Esus2 has the following notes: E B Fsharp
Piano LH: E B E, and the RH: Fsharp B Fsharp
The guitarist plays it E B E X B Fsharp. I think he mutes that G string, but I’m not completely certain how.

adding chords is not too hard

You can do this by adding a setting. Copy the ABC as it is to your text editor. Then add the chords by putting the chord name in quotes - “Em” where you want the chord to go. Then re-post it as a new setting, and mention that you’re just adding chords.

See Edgar Bolton’s example: |: “Em” Bed cBA | “Em”GFE B,EG | “Bm”FBB cBB| “Bm”eBB cBA|

I’d put your chords in for an example but I don’t know which setting they’re to, so go ahead.

I think it’s a good idea to put chords in these tunes, not everybody plays fiddle, and those that do might want some backup.

Not Stan Chapman’s

It’s listed as an alternate title on this tone, but that’s a different tune (it’s second in the set on that Solas album).

Definatly Not

You are right. This song is not Stan Chapman’s Jig.
Thanks for pointing that out!

The White Petticoat, X:7

Some articulations from the George Penk, Susan Songer, & Clyde Curley album. They play it nice and slowly, which opens up plenty of opportunity to play B rolls too.

Some suggestions for whistle/flute players … play the low B’s as regular B’s (“fold” them up), and for the B Part, rather than half-hole all of your c naturals, it’s easier/quicker to cross-finger some of them. For instance, the: g g e c g c e g note sequence. Most of the other parts of the tune are probably easier to half-hole on. When returning into the A Part, could drop the pick-up A note and slide into the B note instead. Also, playing E Eb E (rather than E D E) at the end of each part works nicely too!

The White Petticoat, X:7

I first played this tune with Ann Arbor fiddler, Susie Lorand at a contradance a few years back. Loved the tune & great to find it here, as well. I thought I’d upload this version that I play as the chords are a bit different & since I’m the piano pounder, important to me.
(& Jeremy said if I uploaded 5 tunes, I could upload a ‘newer’ tune)

The White Petticoat, X:8

This setting has these chords I found in one of the tunebooks I usually have a look to find out about chords, I see they are slightly different from the other settings. These chords sound good to me. As per the melody line, I used anacrusis, I added a D between the Es in the end of both parts and I avoided the repetition of the same note when there is a bar change (I see this repetition of note is usually the case in the second part for the other settings). I hope you like this setting.

The White Petticoat, X:9

Setting in Bm with change of octave.

This is in the higher octave of Bm, there is a change of octave in the first two bars of the second part.

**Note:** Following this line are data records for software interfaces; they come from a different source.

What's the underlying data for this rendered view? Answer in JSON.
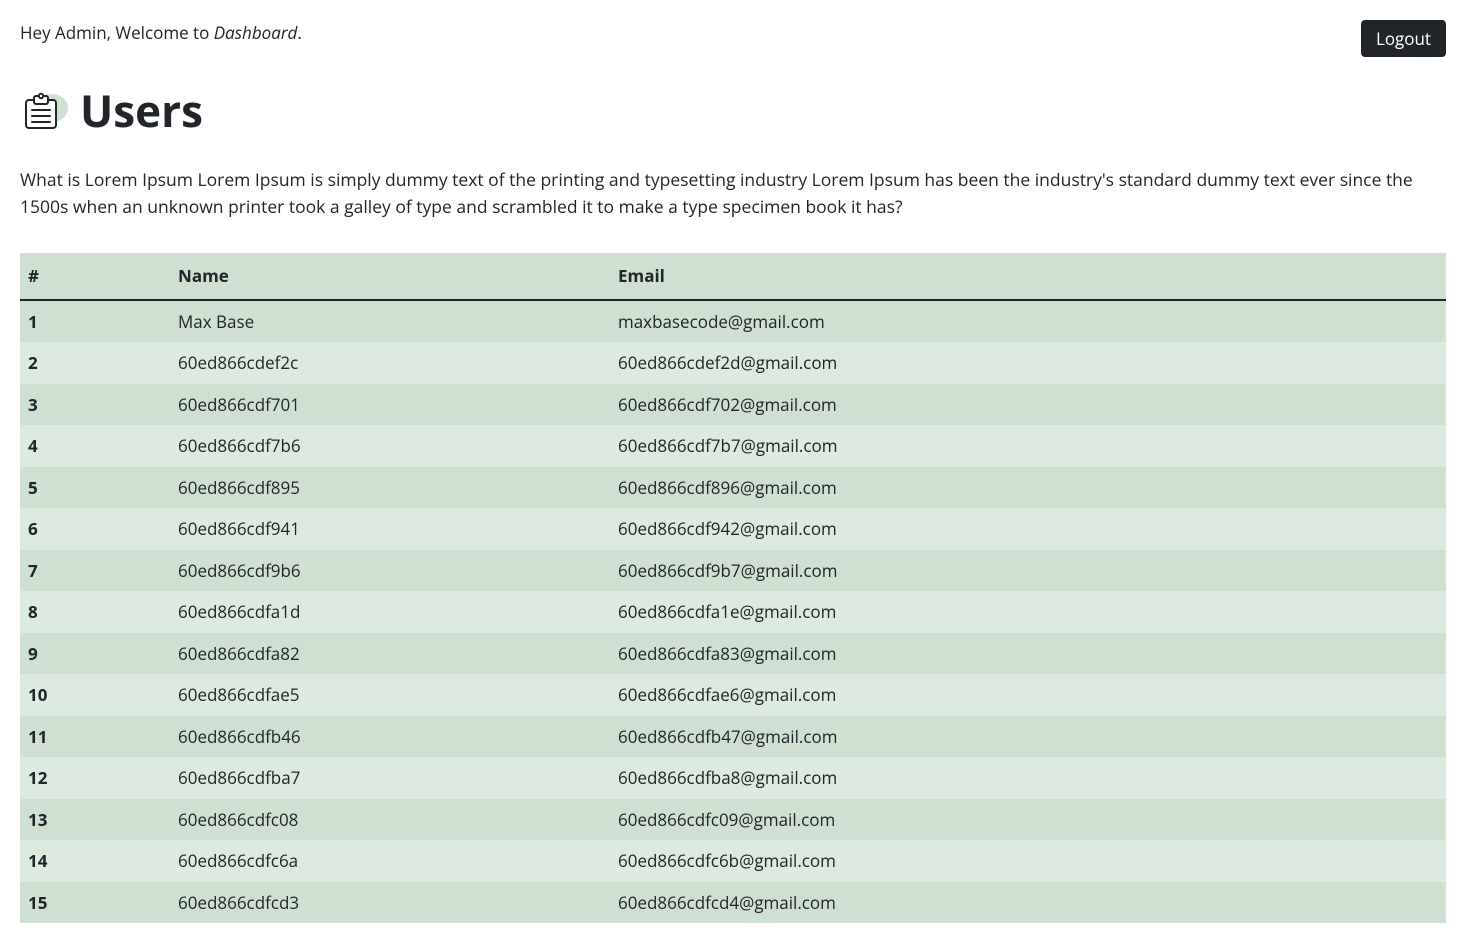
{
  "header": {
    "greeting_prefix": "Hey Admin, Welcome to ",
    "greeting_em": "Dashboard",
    "greeting_suffix": ".",
    "logout_label": "Logout"
  },
  "page": {
    "title": "Users",
    "description": "What is Lorem Ipsum Lorem Ipsum is simply dummy text of the printing and typesetting industry Lorem Ipsum has been the industry's standard dummy text ever since the 1500s when an unknown printer took a galley of type and scrambled it to make a type specimen book it has?"
  },
  "table": {
    "headers": {
      "index": "#",
      "name": "Name",
      "email": "Email"
    },
    "rows": [
      {
        "index": "1",
        "name": "Max Base",
        "email": "maxbasecode@gmail.com"
      },
      {
        "index": "2",
        "name": "60ed866cdef2c",
        "email": "60ed866cdef2d@gmail.com"
      },
      {
        "index": "3",
        "name": "60ed866cdf701",
        "email": "60ed866cdf702@gmail.com"
      },
      {
        "index": "4",
        "name": "60ed866cdf7b6",
        "email": "60ed866cdf7b7@gmail.com"
      },
      {
        "index": "5",
        "name": "60ed866cdf895",
        "email": "60ed866cdf896@gmail.com"
      },
      {
        "index": "6",
        "name": "60ed866cdf941",
        "email": "60ed866cdf942@gmail.com"
      },
      {
        "index": "7",
        "name": "60ed866cdf9b6",
        "email": "60ed866cdf9b7@gmail.com"
      },
      {
        "index": "8",
        "name": "60ed866cdfa1d",
        "email": "60ed866cdfa1e@gmail.com"
      },
      {
        "index": "9",
        "name": "60ed866cdfa82",
        "email": "60ed866cdfa83@gmail.com"
      },
      {
        "index": "10",
        "name": "60ed866cdfae5",
        "email": "60ed866cdfae6@gmail.com"
      },
      {
        "index": "11",
        "name": "60ed866cdfb46",
        "email": "60ed866cdfb47@gmail.com"
      },
      {
        "index": "12",
        "name": "60ed866cdfba7",
        "email": "60ed866cdfba8@gmail.com"
      },
      {
        "index": "13",
        "name": "60ed866cdfc08",
        "email": "60ed866cdfc09@gmail.com"
      },
      {
        "index": "14",
        "name": "60ed866cdfc6a",
        "email": "60ed866cdfc6b@gmail.com"
      },
      {
        "index": "15",
        "name": "60ed866cdfcd3",
        "email": "60ed866cdfcd4@gmail.com"
      }
    ]
  }
}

Those notes are one octave lower. This is what can be played with the tin whistle and if the tin whistle is in G, that would be in the original key.
I believe this change of octave is a good one to reduce to a minimum the break of phrasing that usually happens when doing these octave changes.

This setting is really good for mouth whistling, this key is for me the best. There is no need to do the octave change because mouth whistling can hit those higher notes very easily.